Dataset rows describing interfaces:
▼

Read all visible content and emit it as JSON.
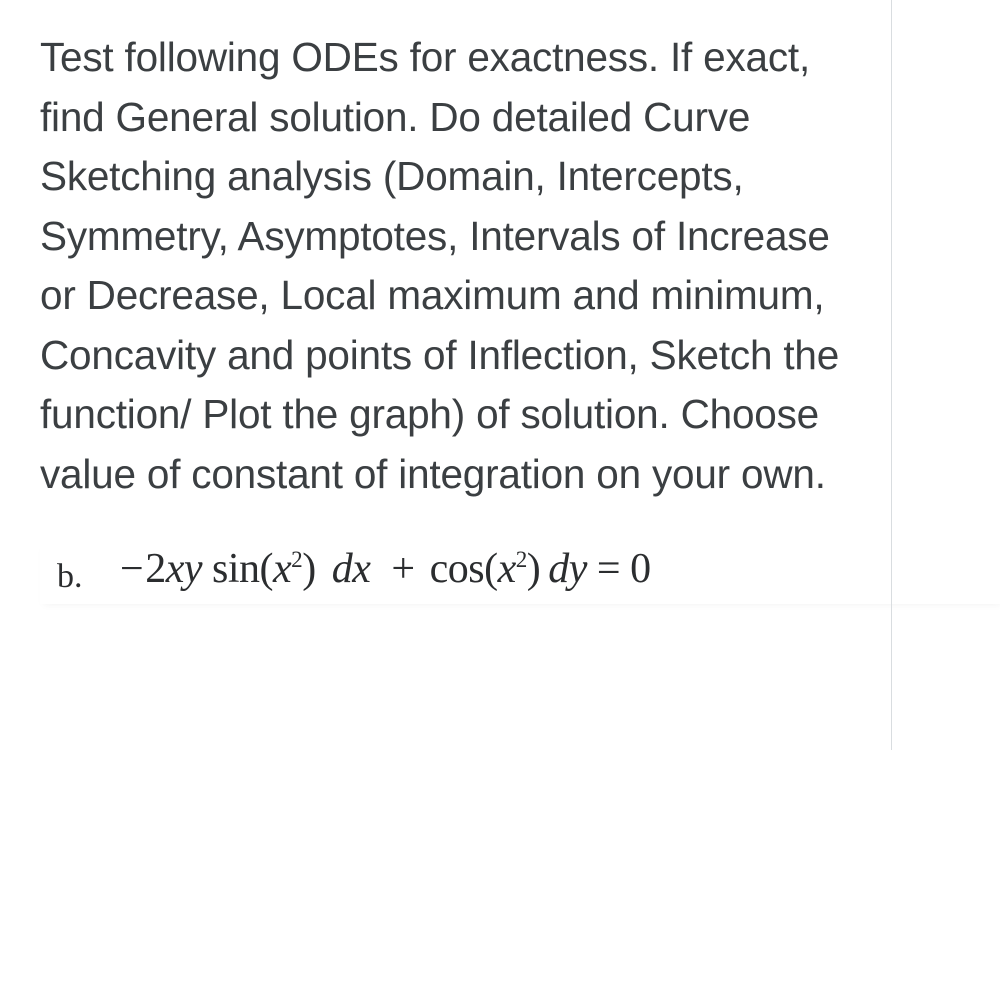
{
  "problem": {
    "instructions": "Test following ODEs for exactness. If exact, find General solution. Do detailed Curve Sketching analysis (Domain, Intercepts, Symmetry, Asymptotes, Intervals of Increase or Decrease, Local maximum and minimum, Concavity and points of Inflection, Sketch the function/ Plot the graph) of solution. Choose value of constant of integration on your own."
  },
  "item": {
    "label": "b.",
    "equation_plain": "-2xy sin(x^2) dx + cos(x^2) dy = 0",
    "parts": {
      "minus": "−",
      "coef": "2",
      "x": "x",
      "y": "y",
      "sin": "sin",
      "cos": "cos",
      "lpar": "(",
      "rpar": ")",
      "sq": "2",
      "var_x": "x",
      "d": "d",
      "plus": "+",
      "eq": "=",
      "zero": "0"
    }
  }
}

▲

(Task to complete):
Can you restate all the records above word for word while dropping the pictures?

(Problem solution):
Read all visible content and emit it as JSON.
{
  "problem": {
    "instructions": "Test following ODEs for exactness. If exact, find General solution. Do detailed Curve Sketching analysis (Domain, Intercepts, Symmetry, Asymptotes, Intervals of Increase or Decrease, Local maximum and minimum, Concavity and points of Inflection, Sketch the function/ Plot the graph) of solution. Choose value of constant of integration on your own."
  },
  "item": {
    "label": "b.",
    "equation_plain": "-2xy sin(x^2) dx + cos(x^2) dy = 0",
    "parts": {
      "minus": "−",
      "coef": "2",
      "x": "x",
      "y": "y",
      "sin": "sin",
      "cos": "cos",
      "lpar": "(",
      "rpar": ")",
      "sq": "2",
      "var_x": "x",
      "d": "d",
      "plus": "+",
      "eq": "=",
      "zero": "0"
    }
  }
}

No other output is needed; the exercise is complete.